Oral cavity cancer can appear in:
- Inside of the lips
- Inside of the cheeks
- Tums (stomach or abdomen)
- Front two-thirds of the tongue
- Floor and roof of the mouth
Oropharynx cancer appears in:
- Middle region of the throat
- Tongue- on the tongue, base of the tongue, under the tongue
The oropharynx is a part of the pharynx and it’s situated between your soft palate and hyoid bone.
Diagnosing oral cancer
Oral cancers can be trickier than others to recognize because the symptoms can be mistaken for other health conditions like a cold, a sore throat, or a toothache. The difference is that common health issues like a cold will begin to resolve themselves in a matter of weeks. On the other hand, the first symptoms of oral cancer will linger unresolved for a longer period of time and eventually will begin to get worse.
Often the first healthcare professional to detect the signs and symptoms of oral cancers is a dentist. Regular dental exams may reveal the early signs of cancer in the mouth, gums, teeth and/or throat.

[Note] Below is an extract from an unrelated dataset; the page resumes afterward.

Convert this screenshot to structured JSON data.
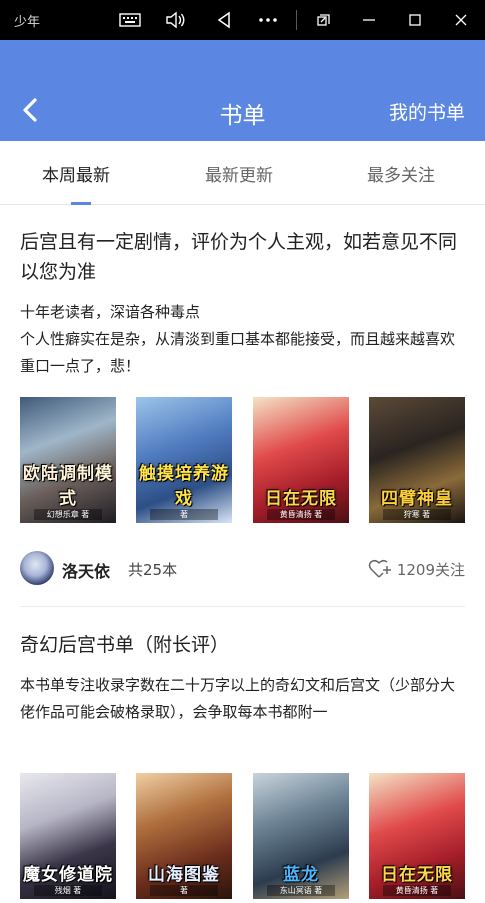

There are common signs and symptoms of oral cancer. According to the National Institute of Dental and Craniofacial Research, they include:
- A sore in the mouth, throat, or on the lip
- Irritation in the mouth or throat
- A lump or thick patch in the mouth or throat
- A white or red patch in the mouth
- A feeling that something is caught in the throat
- Difficulty chewing or swallowing
- Difficulty moving the jaw or tongue
- Swelling in the jaw
- Numbness in the tongue or other areas of the mouth
- Pain in one ear without hearing loss
- Pain in the mouth the persists
Other symptoms can include:
- Loosening of the teeth or pain around the teeth or jaw
- Voice changes
- A lump or mass in the neck
- Weight loss
- Constant bad breath
Once identified, the dentist’s diagnosis and findings should be sent to a specialist for additional tests, imaging and the development of a treatment plan.
Early diagnosis of oral cancer leads to early treatment
If diagnosed early, oral cancer can be treated with surgery or radiation therapy. In some cases, a combination of both treatments and the addition of chemotherapy may be necessary. The treatment depends entirely on the location, size, and type of the cancer and the general health of the patient.
An ear, nose, throat (ENT) specialist, also known as an otolaryngologist can treat the cancer. He or she will refer you to other specialists should you need surgery. Oral and maxillofacial surgeons specialize in surgery of the face, mouth, and jaw.
There are ways to prevent oral cancer. They include quitting smoking, reducing excessive alcohol consumption, protecting one’s lips from the sun, and eating a diet of fresh fruits and vegetables. Oral cancer may be treated successfully, but prevention is the best treatment of all.